As corn prices have declined substantially over the past week and the prospect is for relatively small ending stocks, a University of Illinois agricultural economist believes it is important to continue to monitor the rate of corn consumption to confirm that the necessary rationing is occurring.
"May and December 2102 futures have declined by $.26 and $.22, respectively, following the release of the USDA's WASDE report on April 10," said Darrel Good.
"Recent weakness in old crop prices started with the USDA's unchanged forecast of year-ending stocks of 801 million bushels. Following the smaller-than-expected estimate of March 1 stocks revealed on March 30, the market had anticipated that the April WASDE report would contain a larger forecast of feed and residual use and a smaller forecast of ending stocks."
Good said additional price weakness has been attributed to weakness in the financial markets associated with a slowdown in the Chinese economy and concerns about the Spanish debt as well as prospects for increased corn acreage in China.
"New crop prices continue to reflect the larger-than-expected planting intentions revealed on March 30, an early start to the planting season, and the recent improvement in soil moisture conditions in a large part of the Corn Belt," Good said.
Good reported that in the Feed Outlook report released on April12, the USDA estimated feed and residual use of corn during the first half of the marketing year at 3.39 billion bushels, 238 million less than during the same period last year.
The entire decline was in the first quarter of the year. Use in the first half of the year represents 73.7 percent of the projected use of 4.6 billion bushels for the year.
Large by historic standards
"That percentage is large by historic standards, but less than the very unusual 75.7 percent of a year ago," Good said.
"To reach the projection for the year, use during the last half of the year needs to be 46 million bushels larger than that of a year ago.
“On the surface, a year-over-year increase in feed and residual use from March through August seems unlikely given the reduction in broiler production that is occurring, expectations for fewer cattle on feed this summer, expectations of increased wheat feeding this summer, and perhaps a bit more August harvested corn in the South," he said. "However, estimated feed and residual use of corn was unusually small during the last half of the 2010-11 marketing year.
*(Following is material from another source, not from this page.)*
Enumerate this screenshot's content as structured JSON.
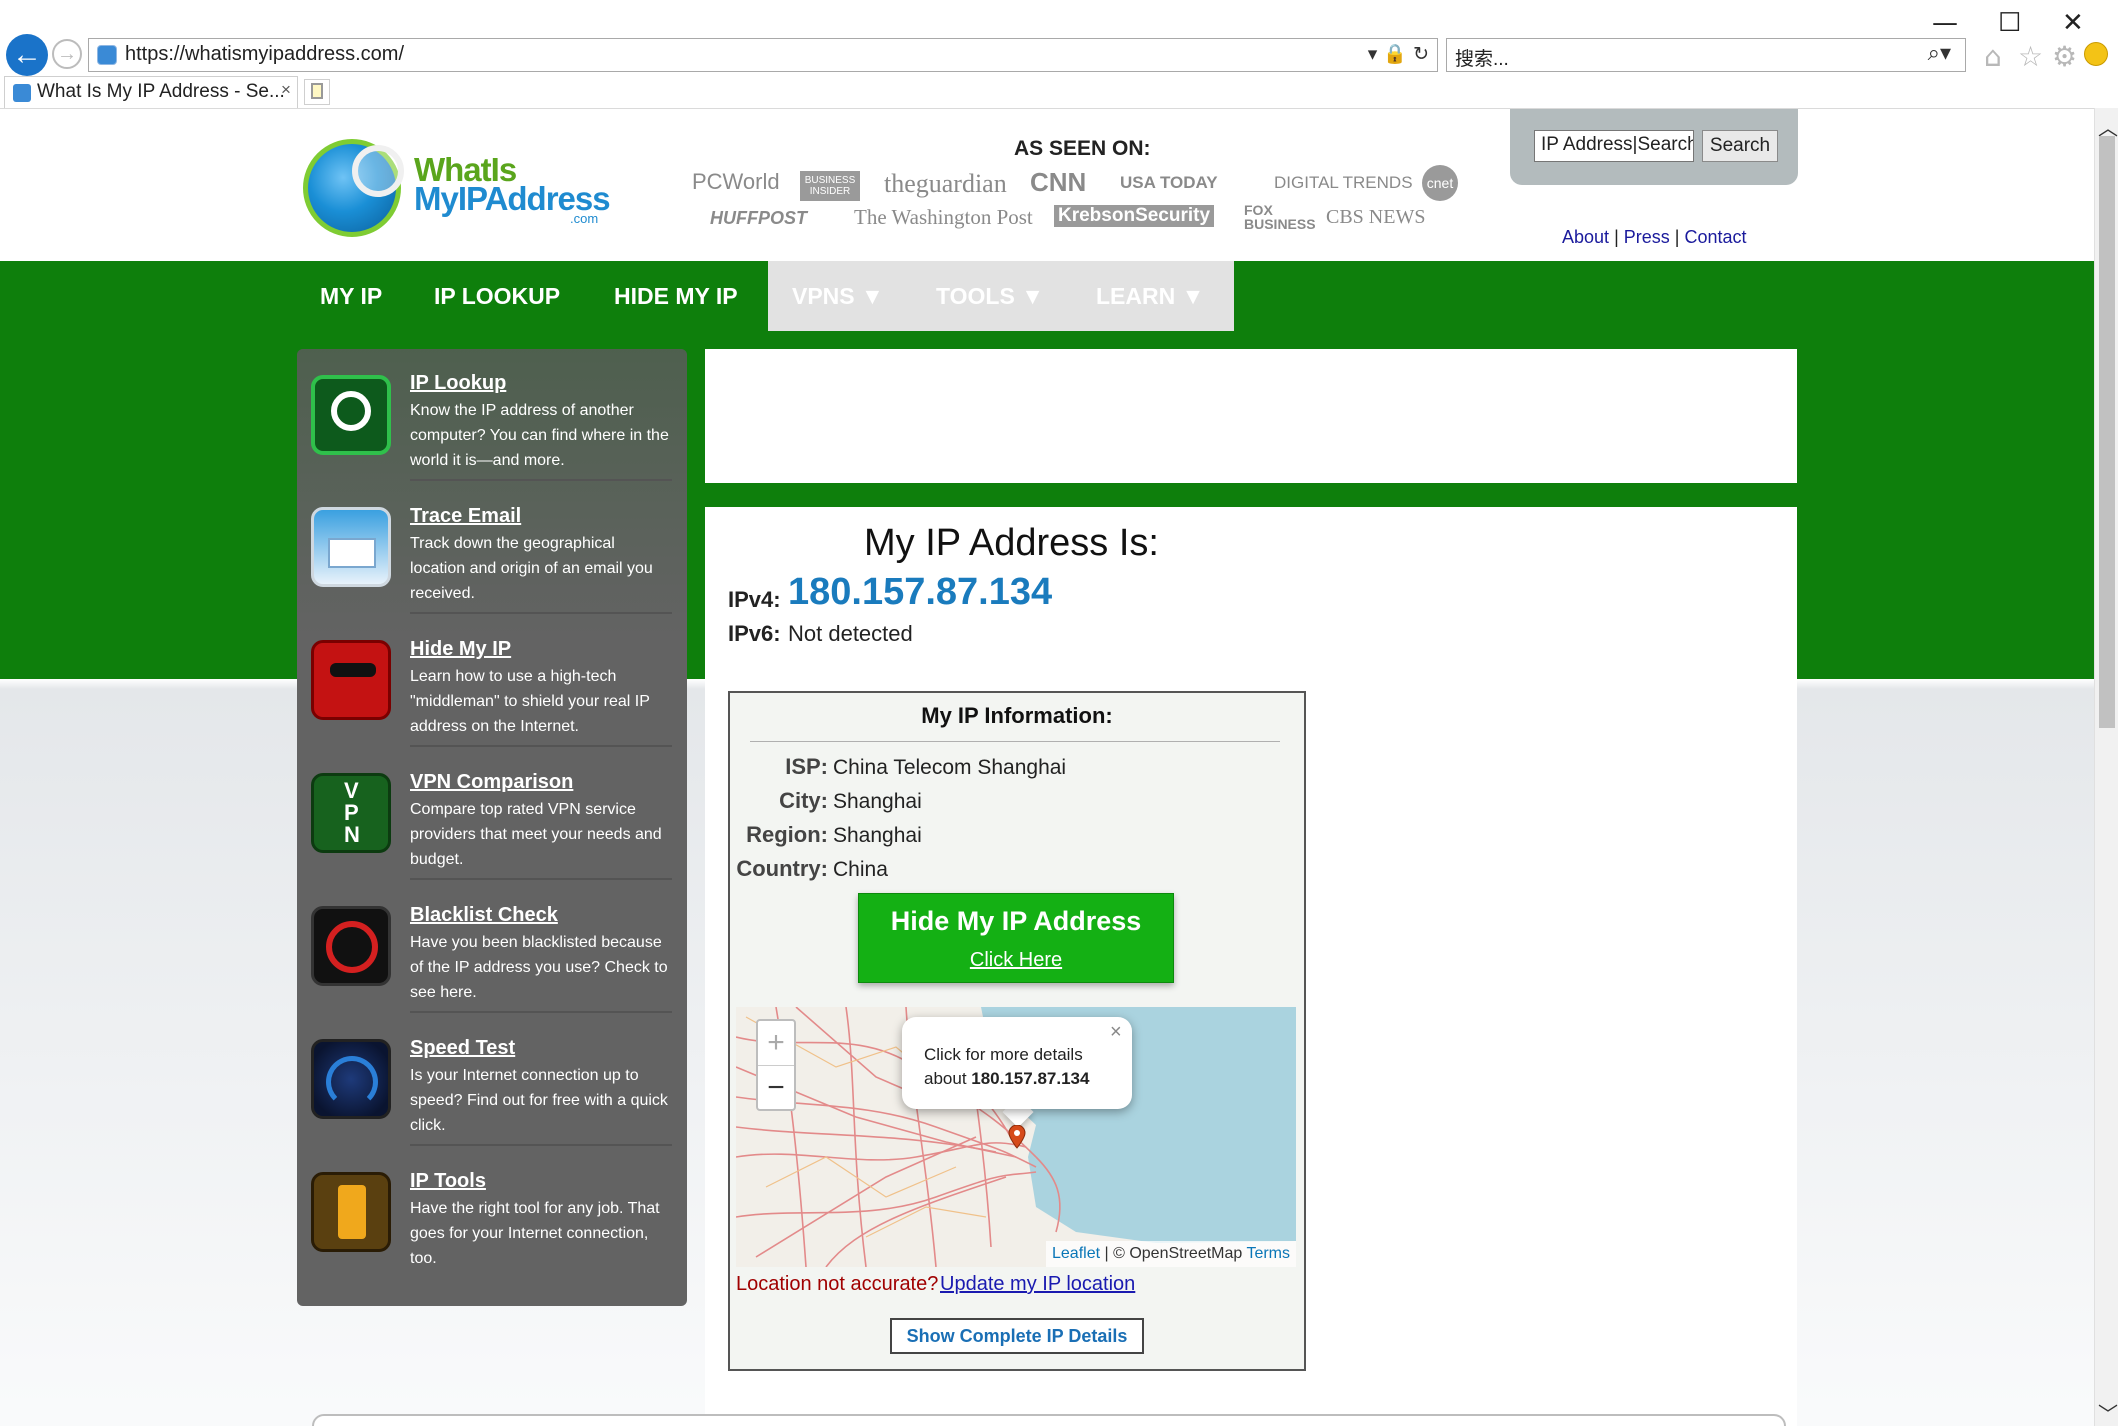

Many people continue to believe that use was underestimated during that period due to an overestimate of Sept. 1, 2011 stocks. Considerable uncertainty about the on-going rate of feed and residual use will continue until the June 1 stocks estimate is released on June 30," he said.
Good said the USDA also maintained the projection of marketing year corn exports at 1.7 billion bushels.
That forecast is 135 million bushels, or 6.7 percent less than exports of a year ago. Through April 5, cumulative export inspections, adjusted by Census Bureau export estimates through February this year and March last year, were 6.9 percent less than the total of a year ago.
To reach the USDA projection, exports during the last 21 weeks of the year need to total 703 million bushels. As of April 5, the USDA reported unshipped export sales of 408 million bushels.
"New sales need to average about 14 million bushels per week in order for sales to reach 1.7 billion bushels," Good said.
"For the 5 weeks ended April 5, new sales average 29.9 million bushels per week. It appears that sales are on track to reach, or slightly exceed, the USDA projection. The rate of shipments, however, needs to increase by about 5 million bushels per week from the most recent 5-week average pace of about 28.2 million bushels."
According to Good, the use of corn for ethanol and co-product production during the current year is forecast by the USDA at 5 billion bushels, 21 million less than used last year.
Use during the first half of the year was estimated to be 81 million larger than use of a year ago.
To reach the projection for the year, use during the last half of the year needs to be 4.1 percent less than that of a year ago. For the 5-week period ended on April 6, 2012, ethanol production was estimated to be 1.5 percent less than in the same period last year.
While the pace of ethanol production has slowed, it is above that needed to reach the projected level of corn use for the year.
"While futures prices have declined over the past week, basis levels remain generally strong and the May/July futures inversion has increased," Good said. "These relationships suggest on-going tightness in stocks and/or a slow rate of movement relative to the pace of consumption.
“While evidence about the pace of consumption is mixed, expect corn prices to remain under pressure until there is convincing evidence that the necessary rationing has not occurred or concerns about 2012 production develop," he said.